▶ [DATASET ENTRIES]
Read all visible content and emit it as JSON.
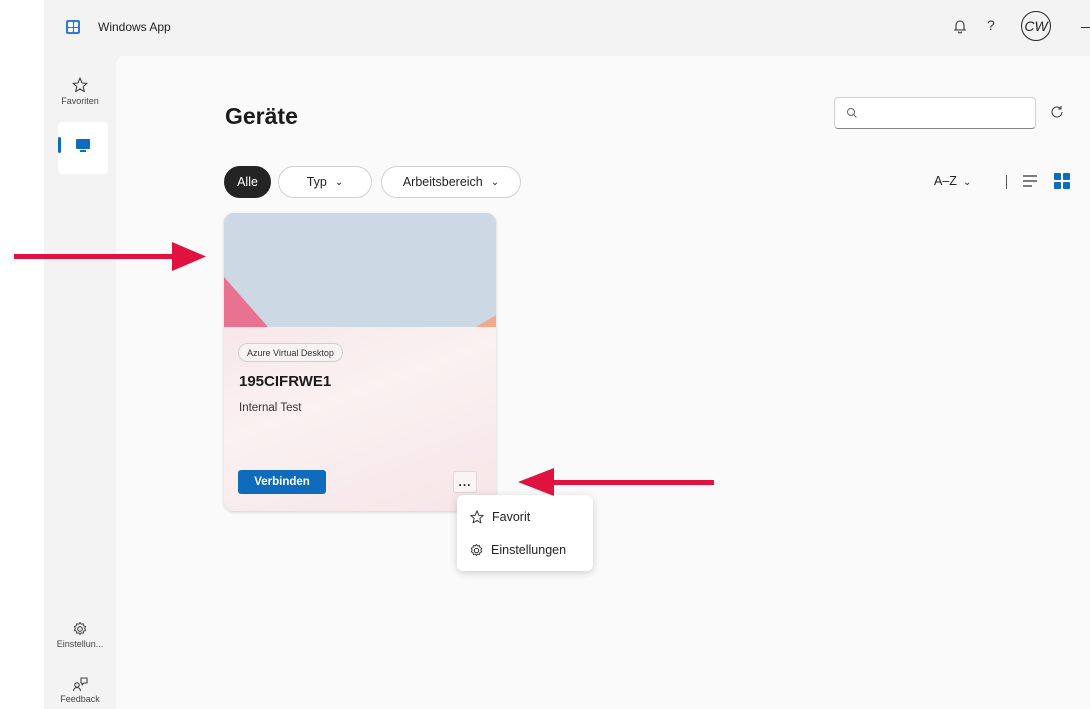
{
  "app": {
    "title": "Windows App",
    "avatar_initials": "CW",
    "help_glyph": "?"
  },
  "nav": {
    "items": [
      {
        "label": "Favoriten",
        "icon": "star-icon"
      },
      {
        "label": "",
        "icon": "monitor-icon",
        "selected": true
      },
      {
        "label": "Einstellun...",
        "icon": "gear-icon"
      },
      {
        "label": "Feedback",
        "icon": "feedback-icon"
      }
    ]
  },
  "main": {
    "title": "Geräte",
    "search": {
      "placeholder": "",
      "value": ""
    },
    "filters": [
      {
        "label": "Alle",
        "active": true
      },
      {
        "label": "Typ",
        "active": false
      },
      {
        "label": "Arbeitsbereich",
        "active": false
      }
    ],
    "sort_label": "A–Z"
  },
  "card": {
    "badge": "Azure Virtual Desktop",
    "name": "195CIFRWE1",
    "workspace": "Internal Test",
    "connect_label": "Verbinden",
    "more_label": "..."
  },
  "menu": {
    "items": [
      {
        "label": "Favorit",
        "icon": "star-icon"
      },
      {
        "label": "Einstellungen",
        "icon": "gear-icon"
      }
    ]
  },
  "colors": {
    "accent": "#0f6cbd",
    "annotation_arrow": "#e0123f"
  }
}
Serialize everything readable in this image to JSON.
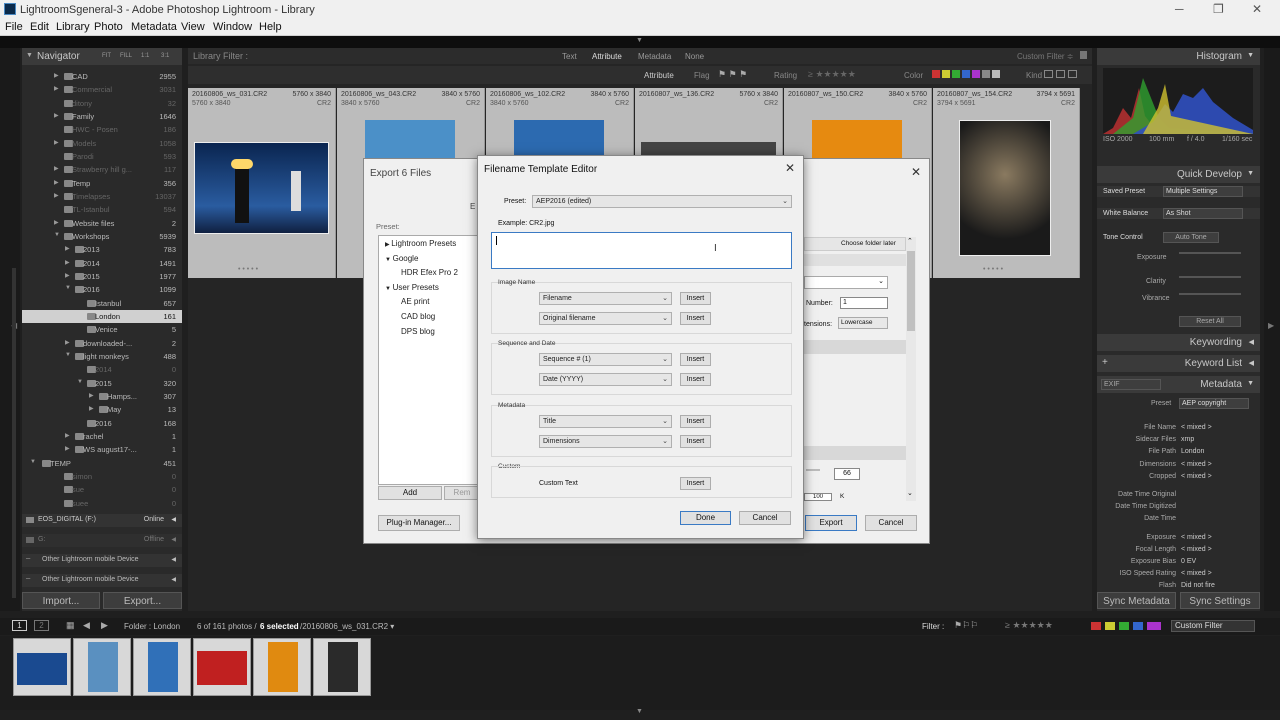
{
  "window": {
    "title": "LightroomSgeneral-3 - Adobe Photoshop Lightroom - Library"
  },
  "menu": [
    "File",
    "Edit",
    "Library",
    "Photo",
    "Metadata",
    "View",
    "Window",
    "Help"
  ],
  "navigator": {
    "title": "Navigator",
    "zoom": [
      "FIT",
      "FILL",
      "1:1",
      "3:1"
    ]
  },
  "folders": [
    {
      "name": "CAD",
      "count": "2955",
      "lvl": 2,
      "arr": "▶"
    },
    {
      "name": "Commercial",
      "count": "3031",
      "lvl": 2,
      "arr": "▶",
      "dim": true
    },
    {
      "name": "ditony",
      "count": "32",
      "lvl": 2,
      "arr": "",
      "dim": true
    },
    {
      "name": "Family",
      "count": "1646",
      "lvl": 2,
      "arr": "▶"
    },
    {
      "name": "HWC - Posen",
      "count": "186",
      "lvl": 2,
      "arr": "",
      "dim": true
    },
    {
      "name": "Models",
      "count": "1058",
      "lvl": 2,
      "arr": "▶",
      "dim": true
    },
    {
      "name": "Parodi",
      "count": "593",
      "lvl": 2,
      "arr": "",
      "dim": true
    },
    {
      "name": "Strawberry hill g...",
      "count": "117",
      "lvl": 2,
      "arr": "▶",
      "dim": true
    },
    {
      "name": "Temp",
      "count": "356",
      "lvl": 2,
      "arr": "▶"
    },
    {
      "name": "Timelapses",
      "count": "13037",
      "lvl": 2,
      "arr": "▶",
      "dim": true
    },
    {
      "name": "TL-Istanbul",
      "count": "594",
      "lvl": 2,
      "arr": "",
      "dim": true
    },
    {
      "name": "Website files",
      "count": "2",
      "lvl": 2,
      "arr": "▶"
    },
    {
      "name": "Workshops",
      "count": "5939",
      "lvl": 2,
      "arr": "▼"
    },
    {
      "name": "2013",
      "count": "783",
      "lvl": 3,
      "arr": "▶"
    },
    {
      "name": "2014",
      "count": "1491",
      "lvl": 3,
      "arr": "▶"
    },
    {
      "name": "2015",
      "count": "1977",
      "lvl": 3,
      "arr": "▶"
    },
    {
      "name": "2016",
      "count": "1099",
      "lvl": 3,
      "arr": "▼"
    },
    {
      "name": "Istanbul",
      "count": "657",
      "lvl": 4,
      "arr": ""
    },
    {
      "name": "London",
      "count": "161",
      "lvl": 4,
      "arr": "",
      "sel": true
    },
    {
      "name": "Venice",
      "count": "5",
      "lvl": 4,
      "arr": ""
    },
    {
      "name": "downloaded-...",
      "count": "2",
      "lvl": 3,
      "arr": "▶"
    },
    {
      "name": "light monkeys",
      "count": "488",
      "lvl": 3,
      "arr": "▼"
    },
    {
      "name": "2014",
      "count": "0",
      "lvl": 4,
      "arr": "",
      "dim": true
    },
    {
      "name": "2015",
      "count": "320",
      "lvl": 4,
      "arr": "▼"
    },
    {
      "name": "Hamps...",
      "count": "307",
      "lvl": 5,
      "arr": "▶"
    },
    {
      "name": "May",
      "count": "13",
      "lvl": 5,
      "arr": "▶"
    },
    {
      "name": "2016",
      "count": "168",
      "lvl": 4,
      "arr": ""
    },
    {
      "name": "rachel",
      "count": "1",
      "lvl": 3,
      "arr": "▶"
    },
    {
      "name": "WS august17-...",
      "count": "1",
      "lvl": 3,
      "arr": "▶"
    },
    {
      "name": "TEMP",
      "count": "451",
      "lvl": 1,
      "arr": "▼"
    },
    {
      "name": "simon",
      "count": "0",
      "lvl": 2,
      "arr": "",
      "dim": true
    },
    {
      "name": "sue",
      "count": "0",
      "lvl": 2,
      "arr": "",
      "dim": true
    },
    {
      "name": "suee",
      "count": "0",
      "lvl": 2,
      "arr": "",
      "dim": true
    }
  ],
  "volumes": [
    {
      "name": "EOS_DIGITAL (F:)",
      "status": "Online"
    },
    {
      "name": "G:",
      "status": "Offline"
    }
  ],
  "mobile": [
    "Other Lightroom mobile Device",
    "Other Lightroom mobile Device"
  ],
  "left_buttons": {
    "import": "Import...",
    "export": "Export..."
  },
  "filter": {
    "label": "Library Filter :",
    "tabs": [
      "Text",
      "Attribute",
      "Metadata",
      "None"
    ],
    "custom": "Custom Filter ≑"
  },
  "attrbar": {
    "attribute": "Attribute",
    "flag": "Flag",
    "rating": "Rating",
    "color": "Color",
    "kind": "Kind"
  },
  "grid": [
    {
      "file": "20160806_ws_031.CR2",
      "size": "5760 x 3840",
      "sub": "5760 x 3840",
      "ext": "CR2"
    },
    {
      "file": "20160806_ws_043.CR2",
      "size": "3840 x 5760",
      "sub": "3840 x 5760",
      "ext": "CR2"
    },
    {
      "file": "20160806_ws_102.CR2",
      "size": "3840 x 5760",
      "sub": "3840 x 5760",
      "ext": "CR2"
    },
    {
      "file": "20160807_ws_136.CR2",
      "size": "5760 x 3840",
      "sub": "",
      "ext": "CR2"
    },
    {
      "file": "20160807_ws_150.CR2",
      "size": "3840 x 5760",
      "sub": "",
      "ext": "CR2"
    },
    {
      "file": "20160807_ws_154.CR2",
      "size": "3794 x 5691",
      "sub": "3794 x 5691",
      "ext": "CR2"
    }
  ],
  "histogram": {
    "title": "Histogram",
    "iso": "ISO 2000",
    "focal": "100 mm",
    "aperture": "f / 4.0",
    "shutter": "1/160 sec"
  },
  "quick_develop": {
    "title": "Quick Develop",
    "saved_preset": "Saved Preset",
    "saved_value": "Multiple Settings",
    "white_balance": "White Balance",
    "wb_value": "As Shot",
    "tone": "Tone Control",
    "auto": "Auto Tone",
    "exposure": "Exposure",
    "clarity": "Clarity",
    "vibrance": "Vibrance",
    "reset": "Reset All"
  },
  "keywording": "Keywording",
  "keyword_list": "Keyword List",
  "metadata": {
    "title": "Metadata",
    "exif": "EXIF",
    "preset_lbl": "Preset",
    "preset": "AEP copyright",
    "rows": [
      [
        "File Name",
        "< mixed >"
      ],
      [
        "Sidecar Files",
        "xmp"
      ],
      [
        "File Path",
        "London"
      ],
      [
        "Dimensions",
        "< mixed >"
      ],
      [
        "Cropped",
        "< mixed >"
      ],
      [
        "Date Time Original",
        ""
      ],
      [
        "Date Time Digitized",
        ""
      ],
      [
        "Date Time",
        ""
      ],
      [
        "Exposure",
        "< mixed >"
      ],
      [
        "Focal Length",
        "< mixed >"
      ],
      [
        "Exposure Bias",
        "0 EV"
      ],
      [
        "ISO Speed Rating",
        "< mixed >"
      ],
      [
        "Flash",
        "Did not fire"
      ]
    ]
  },
  "sync": {
    "metadata": "Sync Metadata",
    "settings": "Sync Settings"
  },
  "bottom": {
    "folder": "Folder : London",
    "count": "6 of 161 photos /",
    "selected": "6 selected",
    "file": "/20160806_ws_031.CR2 ▾",
    "filter": "Filter :",
    "custom": "Custom Filter"
  },
  "export_dialog": {
    "title": "Export 6 Files",
    "preset": "Preset:",
    "presets": [
      {
        "name": "Lightroom Presets",
        "type": "folder",
        "open": false
      },
      {
        "name": "Google",
        "type": "folder",
        "open": true
      },
      {
        "name": "HDR Efex Pro 2",
        "type": "item"
      },
      {
        "name": "User Presets",
        "type": "folder",
        "open": true
      },
      {
        "name": "AE print",
        "type": "item"
      },
      {
        "name": "CAD blog",
        "type": "item"
      },
      {
        "name": "DPS blog",
        "type": "item"
      }
    ],
    "add": "Add",
    "remove": "Rem",
    "plugin": "Plug-in Manager...",
    "export": "Export",
    "cancel": "Cancel",
    "choose": "Choose folder later",
    "number_lbl": "Number:",
    "number": "1",
    "ext_lbl": "tensions:",
    "ext": "Lowercase",
    "quality": "66",
    "kval": "100",
    "k": "K",
    "e": "E"
  },
  "filename_editor": {
    "title": "Filename Template Editor",
    "preset_lbl": "Preset:",
    "preset": "AEP2016 (edited)",
    "example": "Example:  CR2.jpg",
    "sections": [
      {
        "title": "Image Name",
        "rows": [
          "Filename",
          "Original filename"
        ]
      },
      {
        "title": "Sequence and Date",
        "rows": [
          "Sequence # (1)",
          "Date (YYYY)"
        ]
      },
      {
        "title": "Metadata",
        "rows": [
          "Title",
          "Dimensions"
        ]
      }
    ],
    "custom_title": "Custom",
    "custom_text": "Custom Text",
    "insert": "Insert",
    "done": "Done",
    "cancel": "Cancel"
  }
}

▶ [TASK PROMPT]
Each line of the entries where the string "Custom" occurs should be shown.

▶ [RESPONSE BOX]
    "custom": "Custom Filter ≑"
    "custom": "Custom Filter"
    "custom_title": "Custom",
    "custom_text": "Custom Text",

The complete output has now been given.